As countries seek to make progress towards achieving Sustainable Development Goal 16, there is growing recognition that it is essential to work with both state and non-state justice systems to strengthen the rule of law and effectively prevent and resolve conflicts.
As part of a global series of consultations, in October 2019 IDLO convened the first meeting of experts from around the world to discuss how to engage with customary and informal systems to enhance justice for women and girls.
Over the course of the two-day workshop, practitioners, policymakers and representatives of women’s groups considered obstacles and pathways to ensure justice for women in plural legal systems.
Representing a range of sectors and geographic regions, the group of experts agreed that engagement with customary and informal systems is necessary to secure justice for women. Only through deeper collaboration will it be possible to meet the objectives of the 2030 Agenda and enhance access to justice for all – including for women and girls.
Customary and informal justice systems
In many parts of the world, people turn to customary and informal systems to address their grievances and obtain justice. Village courts, councils of elders and religious leaders can provide an easily accessible and affordable path to resolving disputes and criminal matters, and one that is often considered more familiar and flexible than the formal court system. According to some estimates, over 80 per cent of legal disputes are resolved outside of the formal court system.
Speaking during a HagueTalks interactive dialogue with the public on the sidelines of the expert group meeting, Jemimah Aluda, a lawyer and women’s rights activist from Kenya, gave an example of a homicide case in which retributive justice would negatively impact the families of both the victim and the accused.

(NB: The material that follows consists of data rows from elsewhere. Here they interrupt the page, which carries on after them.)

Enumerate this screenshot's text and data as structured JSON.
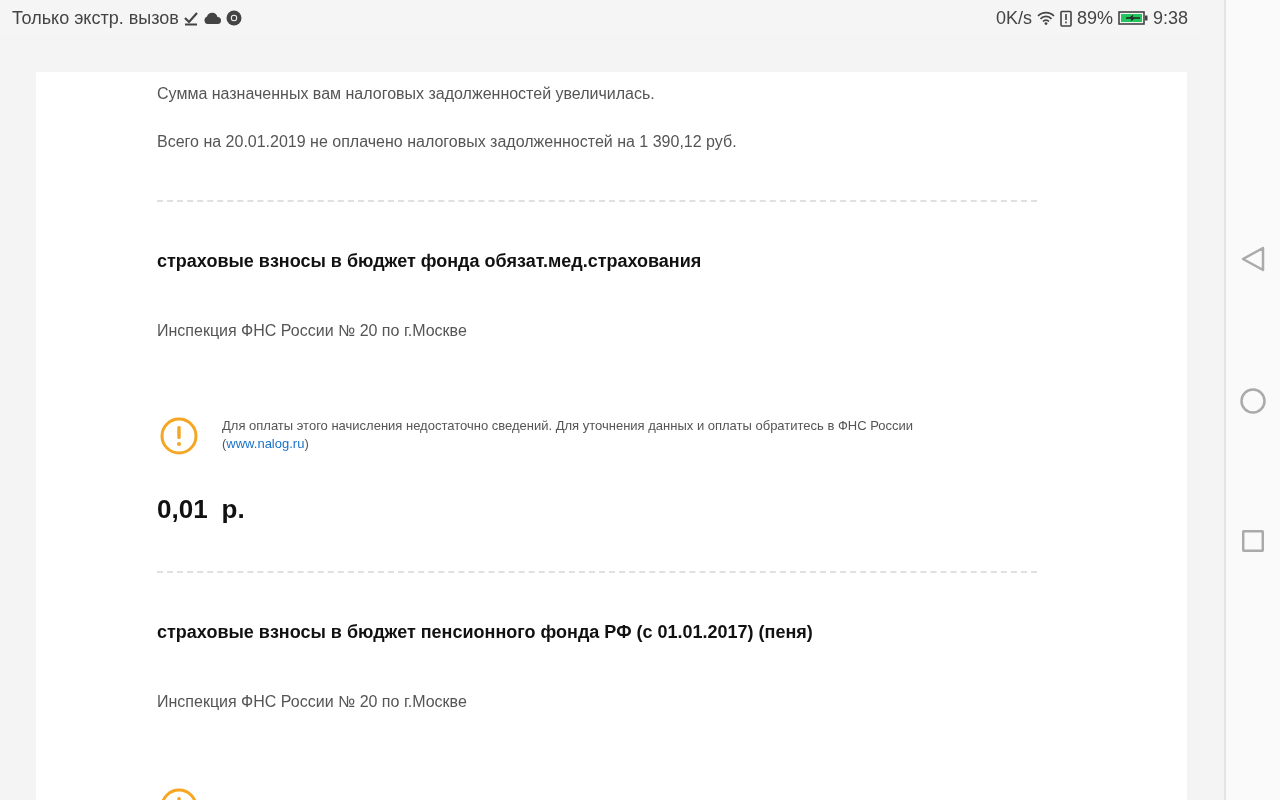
{
  "status_bar": {
    "carrier": "Только экстр. вызов",
    "speed": "0K/s",
    "battery": "89%",
    "time": "9:38"
  },
  "intro": [
    "Сумма назначенных вам налоговых задолженностей увеличилась.",
    "Всего на 20.01.2019 не оплачено налоговых задолженностей на 1 390,12 руб."
  ],
  "charges": [
    {
      "title": "страховые взносы в бюджет фонда обязат.мед.страхования",
      "inspection": "Инспекция ФНС России № 20 по г.Москве",
      "warning": {
        "kind": "full",
        "text": "Для оплаты этого начисления недостаточно сведений. Для уточнения данных и оплаты обратитесь в ФНС России (",
        "link": "www.nalog.ru",
        "after": ")"
      },
      "amount": "0,01",
      "currency": "р."
    },
    {
      "title": "страховые взносы в бюджет пенсионного фонда РФ (с 01.01.2017) (пеня)",
      "inspection": "Инспекция ФНС России № 20 по г.Москве",
      "warning": {
        "kind": "partial"
      }
    }
  ]
}
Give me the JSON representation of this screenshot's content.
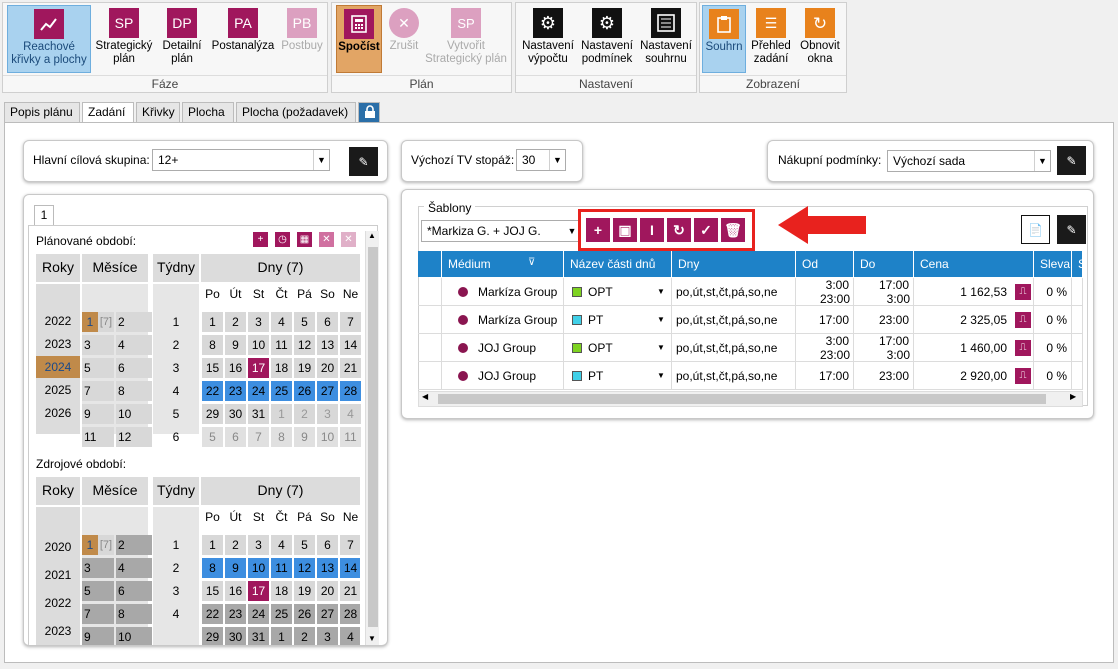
{
  "ribbon": {
    "groups": [
      {
        "label": "Fáze"
      },
      {
        "label": "Plán"
      },
      {
        "label": "Nastavení"
      },
      {
        "label": "Zobrazení"
      }
    ],
    "buttons": {
      "reach": "Reachové\nkřivky a plochy",
      "sp": "SP",
      "sp_label": "Strategický\nplán",
      "dp": "DP",
      "dp_label": "Detailní\nplán",
      "pa": "PA",
      "pa_label": "Postanalýza",
      "pb": "PB",
      "pb_label": "Postbuy",
      "spocist": "Spočíst",
      "zrusit": "Zrušit",
      "vytvorit": "Vytvořit\nStrategický plán",
      "nast_vypoctu": "Nastavení\nvýpočtu",
      "nast_podminek": "Nastavení\npodmínek",
      "nast_souhrnu": "Nastavení\nsouhrnu",
      "souhrn": "Souhrn",
      "prehled": "Přehled\nzadání",
      "obnovit": "Obnovit\nokna"
    }
  },
  "tabs": [
    "Popis plánu",
    "Zadání",
    "Křivky",
    "Plocha",
    "Plocha (požadavek)"
  ],
  "target": {
    "label": "Hlavní cílová skupina:",
    "value": "12+"
  },
  "footage": {
    "label": "Výchozí TV stopáž:",
    "value": "30"
  },
  "purchase": {
    "label": "Nákupní podmínky:",
    "value": "Výchozí sada"
  },
  "calendar": {
    "tab": "1",
    "planned_label": "Plánované období:",
    "source_label": "Zdrojové období:",
    "h_roky": "Roky",
    "h_mesice": "Měsíce",
    "h_tydny": "Týdny",
    "h_dny": "Dny (7)",
    "weekdays": [
      "Po",
      "Út",
      "St",
      "Čt",
      "Pá",
      "So",
      "Ne"
    ],
    "planned_years": [
      "2022",
      "2023",
      "2024",
      "2025",
      "2026"
    ],
    "planned_months": [
      "1",
      "[7]",
      "2",
      "3",
      "4",
      "5",
      "6",
      "7",
      "8",
      "9",
      "10",
      "11",
      "12"
    ],
    "weeks": [
      "1",
      "2",
      "3",
      "4",
      "5",
      "6"
    ],
    "planned_days": [
      [
        "1",
        "2",
        "3",
        "4",
        "5",
        "6",
        "7"
      ],
      [
        "8",
        "9",
        "10",
        "11",
        "12",
        "13",
        "14"
      ],
      [
        "15",
        "16",
        "17",
        "18",
        "19",
        "20",
        "21"
      ],
      [
        "22",
        "23",
        "24",
        "25",
        "26",
        "27",
        "28"
      ],
      [
        "29",
        "30",
        "31",
        "1",
        "2",
        "3",
        "4"
      ],
      [
        "5",
        "6",
        "7",
        "8",
        "9",
        "10",
        "11"
      ]
    ],
    "source_years": [
      "2020",
      "2021",
      "2022",
      "2023"
    ],
    "source_months": [
      "1",
      "[7]",
      "2",
      "3",
      "4",
      "5",
      "6",
      "7",
      "8",
      "9",
      "10"
    ],
    "source_weeks": [
      "1",
      "2",
      "3",
      "4"
    ],
    "source_days": [
      [
        "1",
        "2",
        "3",
        "4",
        "5",
        "6",
        "7"
      ],
      [
        "8",
        "9",
        "10",
        "11",
        "12",
        "13",
        "14"
      ],
      [
        "15",
        "16",
        "17",
        "18",
        "19",
        "20",
        "21"
      ],
      [
        "22",
        "23",
        "24",
        "25",
        "26",
        "27",
        "28"
      ],
      [
        "29",
        "30",
        "31",
        "1",
        "2",
        "3",
        "4"
      ]
    ]
  },
  "templates": {
    "legend": "Šablony",
    "value": "*Markiza G. + JOJ G.",
    "columns": [
      "Médium",
      "Název části dnů",
      "Dny",
      "Od",
      "Do",
      "Cena",
      "Sleva",
      "S"
    ],
    "rows": [
      {
        "medium": "Markíza Group",
        "part": "OPT",
        "part_color": "#7ed321",
        "days": "po,út,st,čt,pá,so,ne",
        "od1": "3:00",
        "od2": "23:00",
        "do1": "17:00",
        "do2": "3:00",
        "cena": "1 162,53",
        "sleva": "0 %"
      },
      {
        "medium": "Markíza Group",
        "part": "PT",
        "part_color": "#40d0e8",
        "days": "po,út,st,čt,pá,so,ne",
        "od1": "17:00",
        "od2": "",
        "do1": "23:00",
        "do2": "",
        "cena": "2 325,05",
        "sleva": "0 %"
      },
      {
        "medium": "JOJ Group",
        "part": "OPT",
        "part_color": "#7ed321",
        "days": "po,út,st,čt,pá,so,ne",
        "od1": "3:00",
        "od2": "23:00",
        "do1": "17:00",
        "do2": "3:00",
        "cena": "1 460,00",
        "sleva": "0 %"
      },
      {
        "medium": "JOJ Group",
        "part": "PT",
        "part_color": "#40d0e8",
        "days": "po,út,st,čt,pá,so,ne",
        "od1": "17:00",
        "od2": "",
        "do1": "23:00",
        "do2": "",
        "cena": "2 920,00",
        "sleva": "0 %"
      }
    ]
  },
  "colors": {
    "accent": "#a0175d",
    "header": "#1e82c8",
    "highlight": "#e8221e",
    "selected_week": "#3d8ee0"
  }
}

“If you were to go to a criminal court, the accused would be sent to jail, and both families would suffer,” she explained. “In the north of Kenya, such matters tend not to be taken to court. Under the customary system, the clan will take charge. The accused will be made to look after the victim’s family, pay compensation and ensure the children go to school. In the meantime, he will continue to take care of his own family.”
Challenges for women and opportunities for engagement
Women face unique challenges compared to men when seeking justice through the state system. Similarly, they often find justice elusive and their rights undermined by customary systems.
For example, in many cases, disputes are resolved by men, and women can only represent themselves through male relatives. Patriarchal norms and customs in some societies can result in customary justice systems not considering severe forms of violence against women as serious offences. Some customary justice systems tolerate discriminatory practices such as female genital mutilation and denial of widow inheritance, and impose discriminatory sanctions such as forced marriage.
Ms. Aluda acknowledges these challenges. In some parts of Kenya, she says, customary systems can force a young girl who has been defiled to marry her abuser, as she is considered unfit for marriage to another person once she has lost her virginity. Laisa Masuhud Alamia, a human rights lawyer from the Philippines, has similar stories to tell: “Examples like these are still happening because they are justified by custom, religion, tradition.”
We realized that customary and informal justice systems are still alive and thriving.
Therefore, sensitizing customary and informal justice actors about women’s human rights is paramount. “We realized that customary and informal justice systems are still alive and thriving. So we needed to document the good practices and also look at the negative cultural and social norms and see how we then sensitize the leaders and the community around positive change,” said Rita Aciro, Executive Director of the Uganda Women’s Network.
Furthermore, women have proven to be innovative in exploring avenues to justice in such systems that would remain inaccessible via the formal court system.
For example, in the Swat Valley – a district of Pakistan where under the Taliban rule, women were forbidden to leave the home without a male relative and continue to experience high levels of gender-based violence – people turn to traditional community assemblies known as ‘jirgas’ to resolve their disputes. Tired of women’s rights regularly being discriminated against by male-only jirgas, a group of 25 local women formed its own jirga in 2013. The all-female forum has heard thousands of cases related to women’s issues and uses its collective strength as well as the support of its senior female members to back women’s cases in formal courts.
Entry points and recommendations
To ensure plural legal systems provide a forum where women’s issues can be heard and resolved, the participants of the expert group urged that women’s rights must be placed at the heart of endeavors to engage with customary and informal systems. They also noted that women should be empowered to make informed decisions, including by understanding the advantages and shortfalls of different justice actors.
I think we can strengthen indigenous systems by empowering women to take decisions.
The President of the Peruvian Organization of Andean and Amazonian Indigenous Women, Melania Canales Poma, said: “I think we can strengthen indigenous systems by empowering women to take decisions and providing guidance to communities on how to address matters of rights violations for women justice seekers.”
The experts also recommended further enhancing the constructive collaboration between the international women’s rights movement and women’s groups, as well as further research to better understand concrete ways of engaging with customary and informal systems on women’s rights issues.
The entry points and recommendations on ways to advance women’s rights and achieve fair justice outcomes for women identified by the expert group will feed into IDLO’s global analysis and inform policy dialogue on issues related to customary and informal justice.